TASK STATEMENT:
Would you please set down the data again exactly as given, excluding the pictures?

(Data entries)

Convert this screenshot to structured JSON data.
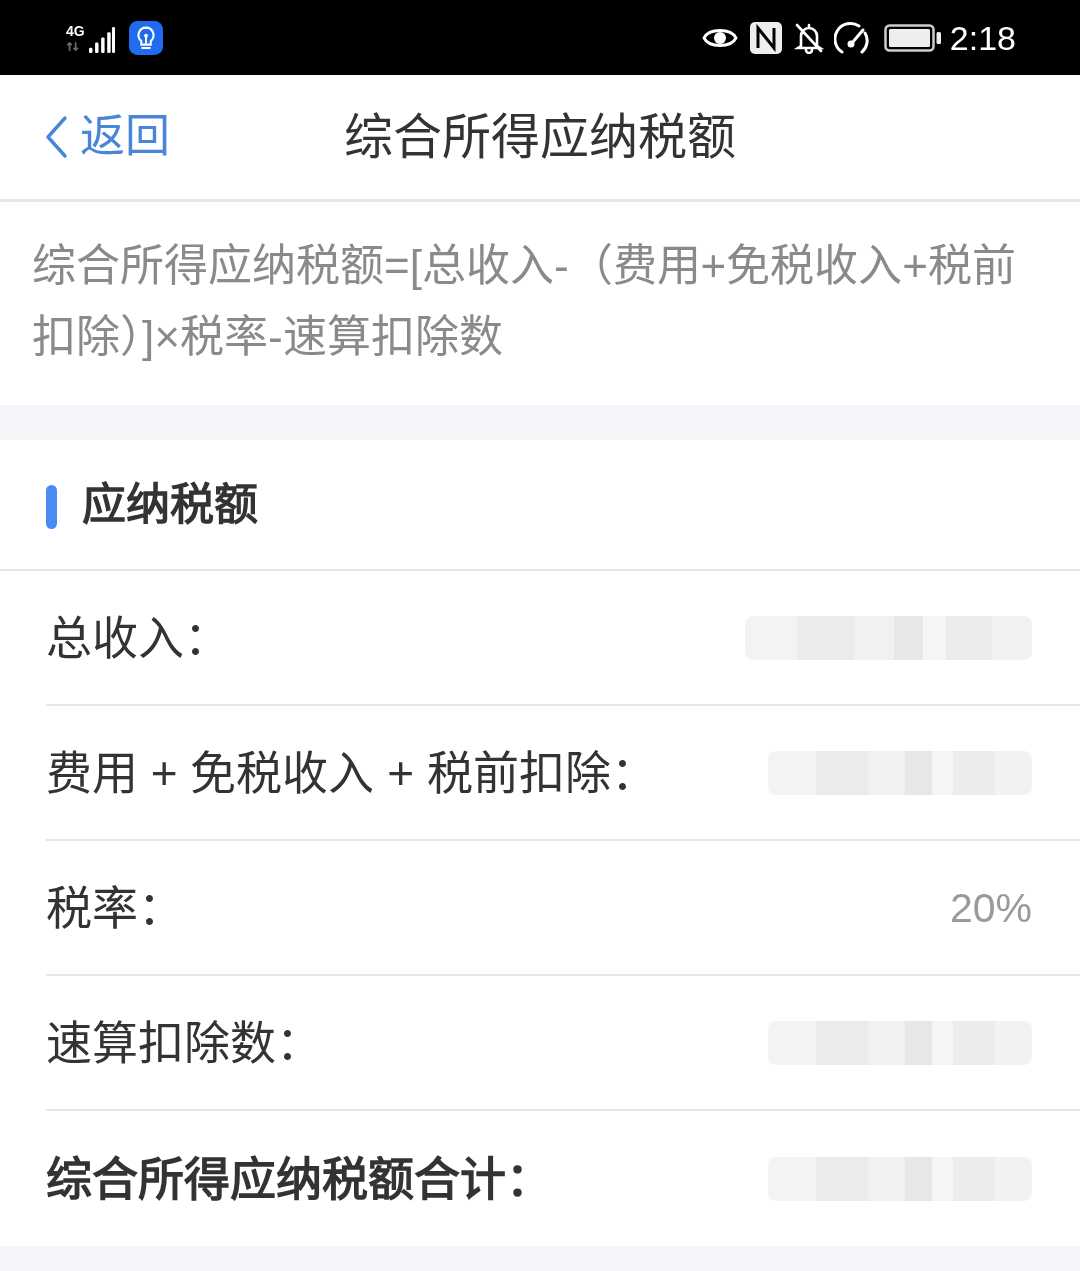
{
  "status_bar": {
    "network": "4G",
    "time": "2:18"
  },
  "nav_bar": {
    "back": "返回",
    "title": "综合所得应纳税额"
  },
  "formula": "综合所得应纳税额=[总收入-（费用+免税收入+税前扣除）]×税率-速算扣除数",
  "section": {
    "title": "应纳税额",
    "rows": [
      {
        "label": "总收入：",
        "blurred": true,
        "emphasized": false
      },
      {
        "label": "费用 + 免税收入 + 税前扣除：",
        "blurred": true,
        "emphasized": false
      },
      {
        "label": "税率：",
        "blurred": false,
        "value": "20%",
        "emphasized": false
      },
      {
        "label": "速算扣除数：",
        "blurred": true,
        "emphasized": false
      },
      {
        "label": "综合所得应纳税额合计：",
        "blurred": true,
        "emphasized": true
      }
    ]
  }
}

WRITTEN SOLUTION:
Convert this screenshot to structured JSON data.
{
  "status_bar": {
    "network": "4G",
    "time": "2:18"
  },
  "nav_bar": {
    "back": "返回",
    "title": "综合所得应纳税额"
  },
  "formula": "综合所得应纳税额=[总收入-（费用+免税收入+税前扣除）]×税率-速算扣除数",
  "section": {
    "title": "应纳税额",
    "rows": [
      {
        "label": "总收入：",
        "blurred": true,
        "emphasized": false
      },
      {
        "label": "费用 + 免税收入 + 税前扣除：",
        "blurred": true,
        "emphasized": false
      },
      {
        "label": "税率：",
        "blurred": false,
        "value": "20%",
        "emphasized": false
      },
      {
        "label": "速算扣除数：",
        "blurred": true,
        "emphasized": false
      },
      {
        "label": "综合所得应纳税额合计：",
        "blurred": true,
        "emphasized": true
      }
    ]
  }
}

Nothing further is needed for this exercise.